War historians might argue over whether the bombings ultimately saved lives by ending the war. But as we offer our “pledge of cooperation and friendship,” let’s at least be truthful about the history of our two nations. It’s not that Clinton has forgotten; her omission is willful, even systematic. America loves being the benefactor, the friend, especially while it is waging two (now three?) unpopular wars abroad. Maintaining our moral standing in today’s world demands a certain amount of brazenness, or apparent amnesia.
According to the Children of the Atomic Bomb project at UCLA, conservative estimates place death tolls at 150,000 in Hiroshima and 75,000 in Nagasaki. It’s hard to know the true extent of the damage because of the far-reaching and time-delayed effects of radiation. What we do know is that the bombings were multi-dimensional disasters, with death and injury occurring in a variety of ways, including burns, crushing, radiation sickness, and cancer.
Today, it is no wonder that Japan’s disaster response is fast, organized, and effective. Japan’s Red Cross Society, developed after World War II, has over two million registered volunteers. Is some of this because of “culture”? Maybe. But let’s start with the obvious explanation.
This weekend I attended (and live-tweeted) “Law and War: An International Humanitarian Law Workshop,” a two-day training for law and graduate students. It was held at the University of Virginia School of Law and co-sponsored by the ICRC, the American Red Cross, and the U.S. Army’s JAG School.
Among the highlights was Kenneth Anderson‘s presentation on the use of drones and targeted killing as part of the allied counterinsurgency in Afghanistan and Pakistan. Anderson raised some interesting conceptual issues about contemporary warfare: Does war have boundaries? When an armed conflict moves from one location to another, which laws of war govern? Is there, in Anderson’s words, a “legal geography” of war?
The law of armed conflict (LOAC) is based upon classification of conflicts, starting with the distinction between international (state-on-state) and non-international (all other) armed conflicts. Civilian protections and combatant privilege don’t kick in until a conflict has met the threshold for either category, and the rules differ substantially between the categories. Consequently, location and intensity of fighting as well as identity of the participants are key to a LOAC analysis.
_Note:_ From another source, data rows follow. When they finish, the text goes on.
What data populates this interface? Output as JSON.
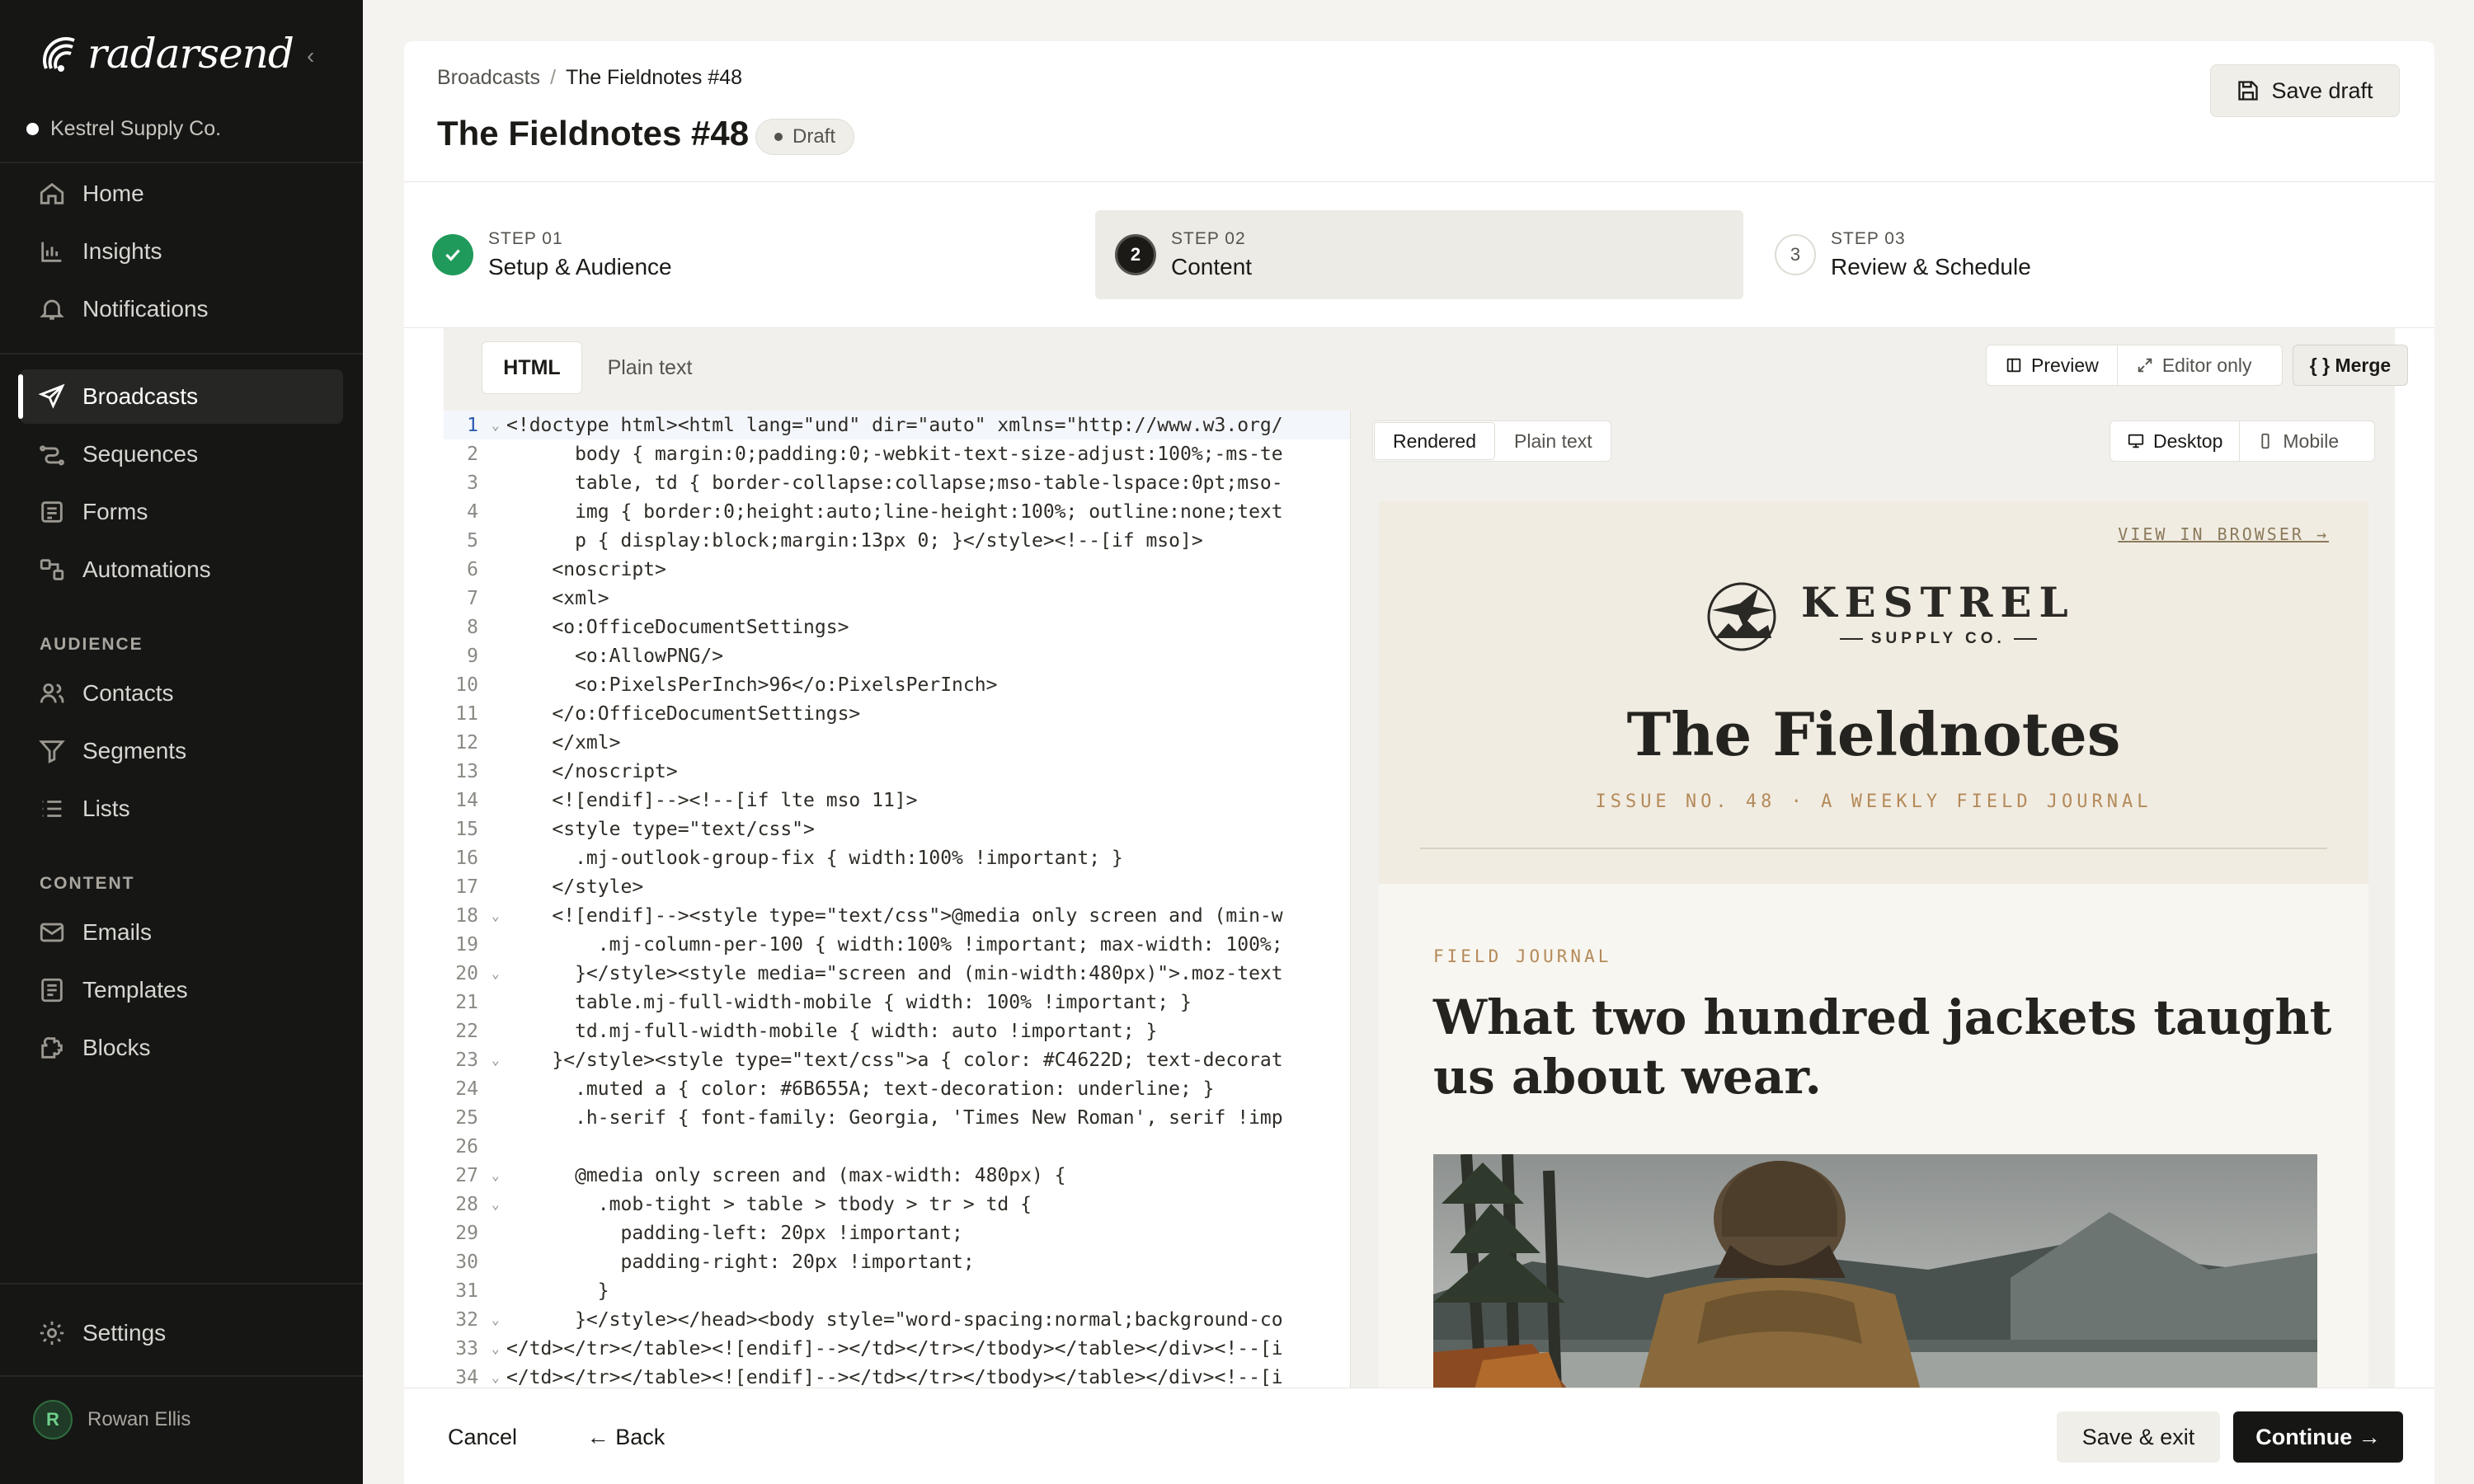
{
  "brand": {
    "name": "radarsend"
  },
  "org": "Kestrel Supply Co.",
  "nav": {
    "primary": [
      {
        "label": "Home",
        "icon": "home-icon"
      },
      {
        "label": "Insights",
        "icon": "chart-icon"
      },
      {
        "label": "Notifications",
        "icon": "bell-icon"
      }
    ],
    "messaging": [
      {
        "label": "Broadcasts",
        "icon": "send-icon",
        "active": true
      },
      {
        "label": "Sequences",
        "icon": "sequence-icon"
      },
      {
        "label": "Forms",
        "icon": "form-icon"
      },
      {
        "label": "Automations",
        "icon": "automation-icon"
      }
    ],
    "audience_label": "AUDIENCE",
    "audience": [
      {
        "label": "Contacts",
        "icon": "users-icon"
      },
      {
        "label": "Segments",
        "icon": "filter-icon"
      },
      {
        "label": "Lists",
        "icon": "list-icon"
      }
    ],
    "content_label": "CONTENT",
    "content": [
      {
        "label": "Emails",
        "icon": "mail-icon"
      },
      {
        "label": "Templates",
        "icon": "template-icon"
      },
      {
        "label": "Blocks",
        "icon": "blocks-icon"
      }
    ],
    "settings": "Settings"
  },
  "user": {
    "initial": "R",
    "name": "Rowan Ellis"
  },
  "header": {
    "breadcrumb": [
      "Broadcasts",
      "The Fieldnotes #48"
    ],
    "title": "The Fieldnotes #48",
    "status": "Draft",
    "save_draft": "Save draft"
  },
  "steps": [
    {
      "num": "STEP 01",
      "label": "Setup & Audience",
      "state": "done"
    },
    {
      "num": "STEP 02",
      "label": "Content",
      "state": "active",
      "index": "2"
    },
    {
      "num": "STEP 03",
      "label": "Review & Schedule",
      "state": "todo",
      "index": "3"
    }
  ],
  "editor": {
    "tabs": [
      "HTML",
      "Plain text"
    ],
    "tools": [
      "Preview",
      "Editor only"
    ],
    "merge": "{ } Merge",
    "code_lines": [
      "<!doctype html><html lang=\"und\" dir=\"auto\" xmlns=\"http://www.w3.org/",
      "      body { margin:0;padding:0;-webkit-text-size-adjust:100%;-ms-te",
      "      table, td { border-collapse:collapse;mso-table-lspace:0pt;mso-",
      "      img { border:0;height:auto;line-height:100%; outline:none;text",
      "      p { display:block;margin:13px 0; }</style><!--[if mso]>",
      "    <noscript>",
      "    <xml>",
      "    <o:OfficeDocumentSettings>",
      "      <o:AllowPNG/>",
      "      <o:PixelsPerInch>96</o:PixelsPerInch>",
      "    </o:OfficeDocumentSettings>",
      "    </xml>",
      "    </noscript>",
      "    <![endif]--><!--[if lte mso 11]>",
      "    <style type=\"text/css\">",
      "      .mj-outlook-group-fix { width:100% !important; }",
      "    </style>",
      "    <![endif]--><style type=\"text/css\">@media only screen and (min-w",
      "        .mj-column-per-100 { width:100% !important; max-width: 100%;",
      "      }</style><style media=\"screen and (min-width:480px)\">.moz-text",
      "      table.mj-full-width-mobile { width: 100% !important; }",
      "      td.mj-full-width-mobile { width: auto !important; }",
      "    }</style><style type=\"text/css\">a { color: #C4622D; text-decorat",
      "      .muted a { color: #6B655A; text-decoration: underline; }",
      "      .h-serif { font-family: Georgia, 'Times New Roman', serif !imp",
      "",
      "      @media only screen and (max-width: 480px) {",
      "        .mob-tight > table > tbody > tr > td {",
      "          padding-left: 20px !important;",
      "          padding-right: 20px !important;",
      "        }",
      "      }</style></head><body style=\"word-spacing:normal;background-co",
      "</td></tr></table><![endif]--></td></tr></tbody></table></div><!--[i",
      "</td></tr></table><![endif]--></td></tr></tbody></table></div><!--[i"
    ],
    "fold_lines": [
      1,
      18,
      20,
      23,
      27,
      28,
      32,
      33,
      34
    ]
  },
  "preview": {
    "tabs": [
      "Rendered",
      "Plain text"
    ],
    "devices": [
      "Desktop",
      "Mobile"
    ],
    "email": {
      "view_in_browser": "VIEW IN BROWSER →",
      "logo_name": "KESTREL",
      "logo_sub": "SUPPLY CO.",
      "title": "The Fieldnotes",
      "issue": "ISSUE NO. 48 · A WEEKLY FIELD JOURNAL",
      "kicker": "FIELD JOURNAL",
      "headline": "What two hundred jackets taught us about wear."
    }
  },
  "footer": {
    "cancel": "Cancel",
    "back": "← Back",
    "save_exit": "Save & exit",
    "continue": "Continue →"
  }
}
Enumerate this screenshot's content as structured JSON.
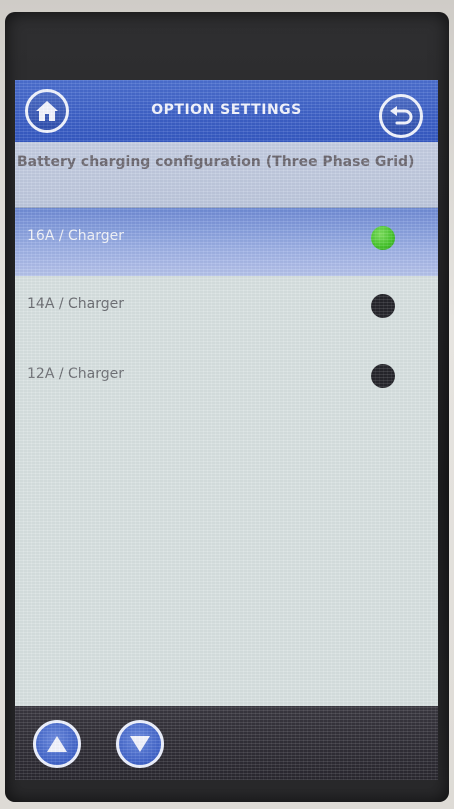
{
  "header": {
    "title": "OPTION SETTINGS",
    "home_icon": "home-icon",
    "back_icon": "return-arrow-icon"
  },
  "subtitle": "Battery charging configuration (Three Phase Grid)",
  "options": [
    {
      "label": "16A / Charger",
      "selected": true
    },
    {
      "label": "14A / Charger",
      "selected": false
    },
    {
      "label": "12A / Charger",
      "selected": false
    }
  ],
  "footer": {
    "up_icon": "triangle-up-icon",
    "down_icon": "triangle-down-icon"
  },
  "colors": {
    "header_blue": "#3559c3",
    "selected_row": "#7f99dc",
    "active_dot": "#45c52b",
    "inactive_dot": "#26262c"
  }
}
A common view, according to Anderson, is that armed conflict is located wherever its participants are. If an armed conflict authorized to take place in Afghanistan spreads to Pakistan, say, through the use of U.S. unmanned aircraft (drones), it is unclear which, or whether, LOAC rules apply. And if the U.S. were to, say, have the CIA rather than uniformed armed forces control those drones, it is unclear whether the actions even fall under the umbrella of LOAC. If LOAC does not apply, then what law governs? Is the U.S. operating in a legal void?
This is one example of how modern warfare, with its fuzzy geographic boundaries and blurred distinctions between soldiers and civilians, confounds LOAC.
My interest, as a student of literature, lies in how we conceptualize and narrate war when the traditional elements of a war narrative no longer exist. Where is war set? What is a front line? Who is a combatant and who is a civilian? To the extent that LOAC follows entrenched understandings of war, sovereignty, and combatant status, it is a window into the structure of the war narrative. When war as the law describes it ceases to resemble war on the ground, interesting things happen to the stories we tell about war. More to come on this.